From the Air Force, I enrolled in a Master's Program in Town and Regional Planning at University of Toronto and spent my next two years at school. As I finished my course work in 1966, there was a major growth period starting for the airline industry in North America. Air Canada was hiring pilots, and the opportunity was too good to pass. I applied and was accepted on course as a Second Officer (SO), on the DC8. This was the beginning of an Air Canada career that lasted over 34 years until September of 2000 when reaching age 60 required mandatory retirement.
During that career, I was fortunate to fly the DC8 as SO from August 1966 to June 1967, and then the DC9 as First Officer (FO), from June 1967 to 1972, I then flew the DC8 as a FO from 1972 to 1978 and finally transitioned to my first Captaincy as Captain on the B727. I flew the B747 Classic (Series 100 and 200) as FO from 1982 to 1986, when I moved to Captain on the DC8, which was exclusively engaged in flying freight, mostly through the night. In 1993, I had a short stay on the B767 as Captain before I moved to the B747 Classic as Captain from April 1994 to late 1998, when I made my final move to Captain on the B747-400, the ultimate flying job on the greatest aircraft that I had the privilege to fly. Interestingly, I spent approximately 25 of my 34+ years at Air Canada flying "Heavies" (which is defined as greater than 300,000 lbs Gross Take-off Weight).
In addition to my flying at Air Canada, I did indulge in flying at the other end of the scale and owned and operated a LA4-200, Lake Buccaneer, an amphibious 4 seat aircraft, for the years 1976 through 1981.
Outside of my flying career, I was able to utilize my Engineering and Town Planning training and eventually established and ran a successful planning firm with up to 30 professionals on staff at its peak.

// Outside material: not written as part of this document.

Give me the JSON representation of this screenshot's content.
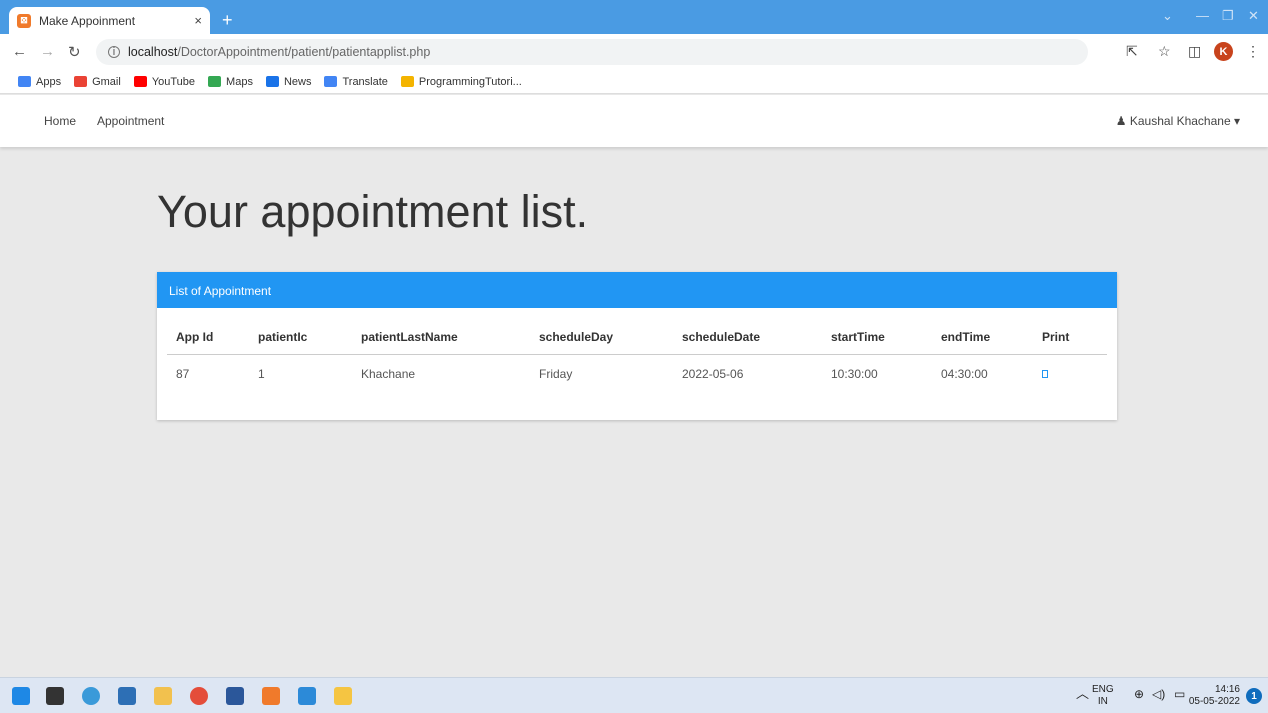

I also was involved in the establishment of an aviation consulting firm called AeroCan Aviation Specialists Inc. which continues to supply me with consulting challenges after a 30 successful years of operation, thus combining my Engineering background and my flying experience.
After retirement from Air Canada, I was introduced to the Toronto Chapter of the Canadian Aviation Historical Society (CAHS) when I was asked to make a presentation to one of the monthly meetings. On 3 October 2002, I spoke to the Toronto Chapter on the topic of " Flying The Heavies." This occasion led to joining, first the Toronto Chapter of the CAHS, and then the National level of CAHS. I eventually got involved in the executive of the Toronto Chapter, working my way up to President of the Toronto Chapter for five consecutive years and also on the Executive Committee of CAHS National as Vice President Eastern Canada, and finally as President of CAHS National. I have thoroughly enjoyed my association with CAHS, particularly the people I was able to meet. I found it a humbling experience, notwithstanding my approximately 20,000 hours of flying time, to meet so many pioneers of aviation in Canada.
Now that I have retired from participation on the various CAHS executive positions, I can enjoy watching our daughter, Kelly, proceed through a successful aviation career which started out instructing at Toronto Airways at Buttonville Airport, to flying with Air Georgian on their Cessna Caravans, and then their B1900's, both as First Officer and also as Captain. She is now seven years into a career with Air Canada currently serving as a First Officer on the wide-body B767. Needless to say, both my wife and I are very proud of Kelly's aviation achievements on top of an Honours Degree in Kinesiology from the University of Waterloo.